In spite of a record 6.7 million open tasks in America and that almost one-third of small companies can not fill open tasks, the preconception versus working with previously incarcerated people is so serious that more than 27 percent people are out of work, according to a research study out on Tuesday from the Prison Policy Initiative. That is greater than the overall U.S. joblessness rate throughout any historic period, consisting of the Great Depression, when joblessness was 25 percent– and it recommends that many services would choose to leave positions open instead of employing us, although economic experts have actually hypothesized that people with felony records would have a simpler time discovering a job in this time of low reported rates of nationwide joblessness. Efforts to stem mass imprisonment do not have the exact same results on males and females. A new technique is essential.
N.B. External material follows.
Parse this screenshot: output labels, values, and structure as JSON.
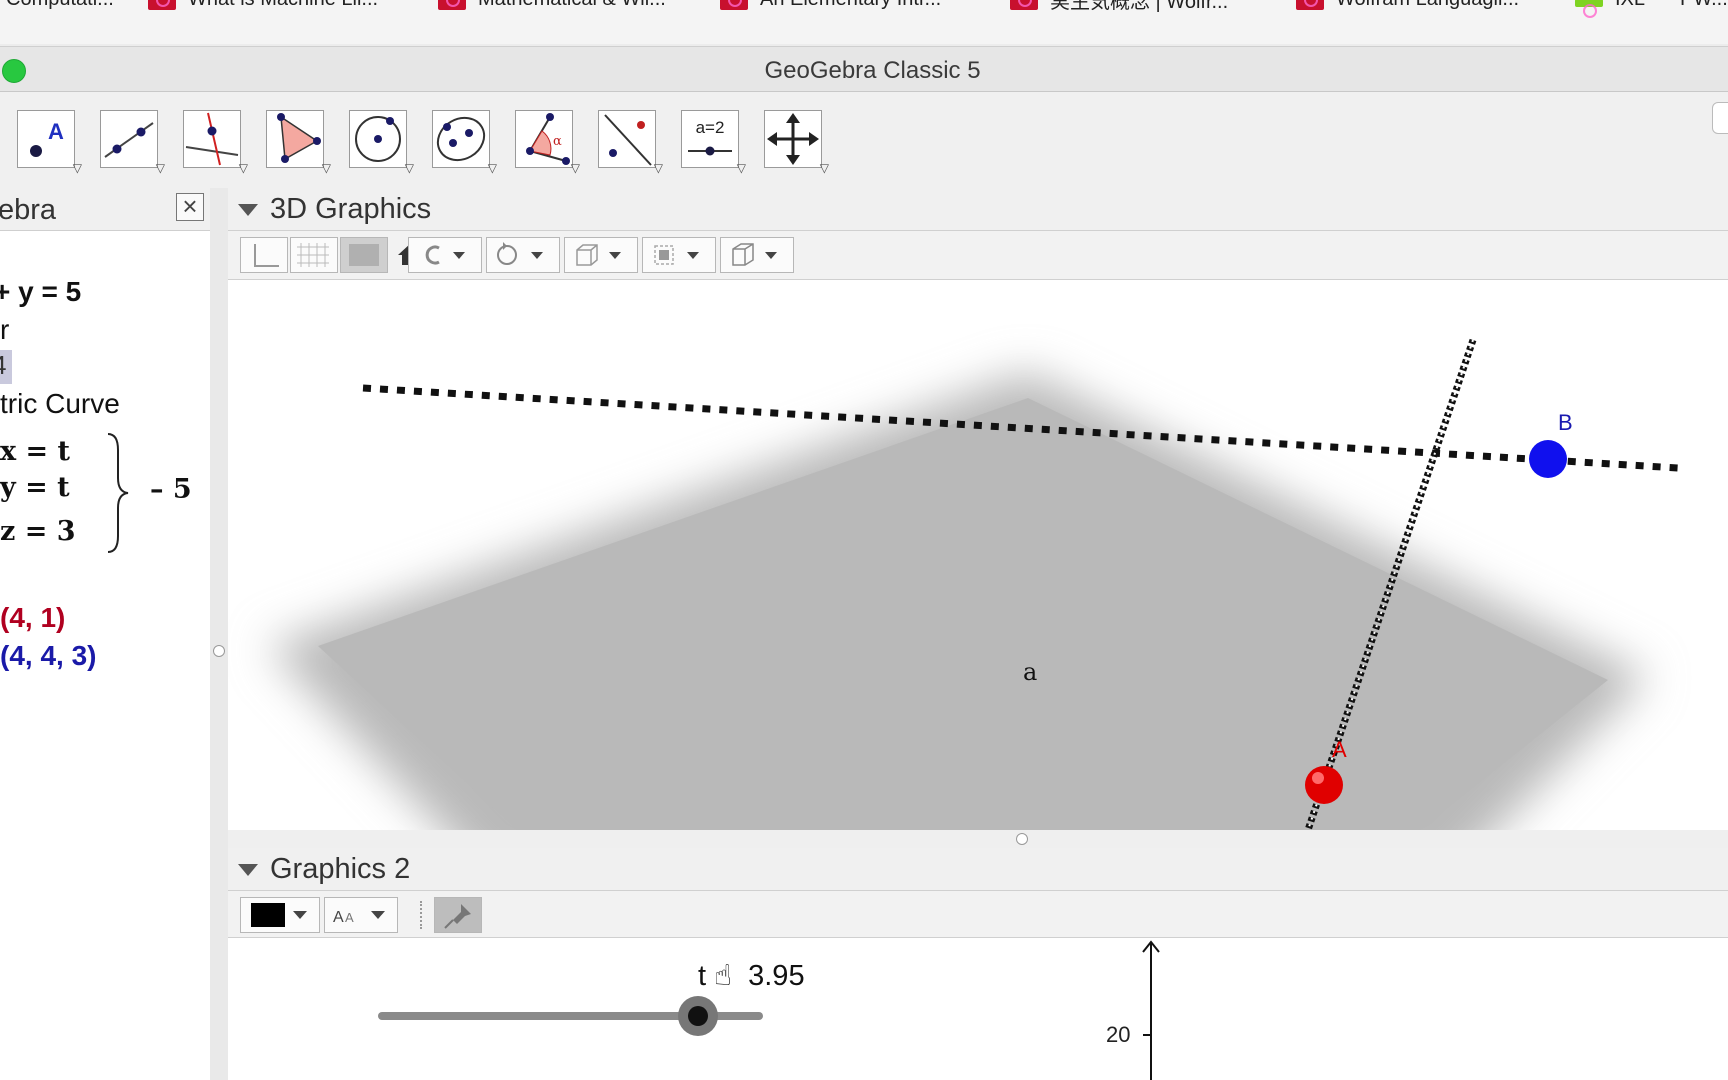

The unfavorable understandings about previously incarcerated people continue because business owners and working with supervisors aren’t conscious that previously incarcerated people aren’t the liabilities we’re constructed to be. (For one, a supermajority of workplace criminal offense is committed by people who do not operate at the website or have no rap sheet whatsoever.) In truth, ex-offenders can really be much better for business than other classifications of workers.
Scientists at Northwestern University’s Pritzker School of Law, for example, studied data on around 250,000 candidates for sales and customer care tasks in the United States, they found that ex-offenders who protected tasks disappeared most likely to be fired than non-offenders in the very same positions. We’re also less most likely to give up, making turnover among people with rap sheets lower than common workers. And, when the United States military removed its restriction on people with rap sheets and permitted them to get, those people carried out much better than their non-convicted equivalents and were promoted faster and more frequently. I made a movie to accentuate the difficulties we toss up for males and females leaving jail.
The distinction in job performance in between founded guilty felons and those without any record isn’t really minimal. In a research study the Johns Hopkins Medical Institutions carried out by itself labor force, they found that only 5 percent of all worked with people had favorable work histories after 10 years at the medical center, but the population of staff members with rap sheets boasted 20 percent of its members having favorable work evaluations.
None of this must amaze anybody; it makes ideal sense that people with rap sheets understand that services do not wish to employ them and they pay back the possibilities companies handle them to show themselves with exceptional performance. It’s for precisely this factor that many companies work with previously incarcerated people solely. Felony Franks in Oak Park, Illinois, Unlabeled Digital Media in Los Angeles and Greyston Bakery in Yonkers, New York (the producer of the brownies for Ben and Jerry’s ice cream) are just a few of the small companies that actively hire candidates who’ve contended the criminal justice and other systems to complete their worker ranks. While working with somebody with a rap sheet may be a civil service, it isn’t really charity; it’s just great business sense. Our program for previously incarcerated women is a design for enhancing graduation rates for non-traditional trainees.
The joblessness rate amongst previously incarcerated people additional recommends that the laws created to alleviate that condition aren’t working. Jointly called “Ban package laws,” because much of them forbid felony conviction checkboxes on job applications, laws developed to require companies to think about our credentials before our convictions have actually been embraced by 31 states and over 150 cities and counties in the United States since the first one was enacted in Hawaii in 1998. In 11 of those states, personal companies aren’t permitted to inquire about convictions on job applications at all. Yet, according to one research study, majority of ex-offenders in 2 states with some sort of legislation still do not work 8 months after leaving correctional custody.
Part of the issue might be is that these laws strengthen the stereotypes that a criminal conviction is something that has to be concealed– or at best tactically exposed. Prohibiting package never ever made previously incarcerated people appear like impressive staff members; it just let working with supervisors learn more about people beyond the lens of their previous errors. But, as it ends up, those errors, what everybody believed need to have been a deficit, are really typically a strength. This isn’t really to say that the inspiration behind Ban package is incorrect or that it lacks favorable effect: In the 20 years since the laws were first presented, they have actually assisted people with rap sheets get worked with. But getting rid of the possibility for a candidate to inform a future company about how their viewed weak points are real strengths– a trope of every job interview– not did anything to inform organisations about how previously incarcerated people can be valued employees (not to mention signal to companies the considerable tax breaks readily available to companies under the Work Opportunity Tax Credit program).
Still, while our backgrounds add to the attributes that make us more faithful, more efficient and better, it’s possible that no federal government policy will remove that solidified position versus this disempowered group of people. Company owner and supervisors must select people who will serve them best– which’s typically previously incarcerated people. Companies need to change their thinking of using ex-offenders and release stereotypes. The question is not whether we are worthy of a 2nd opportunity with a job; the question is who deserves us as workers.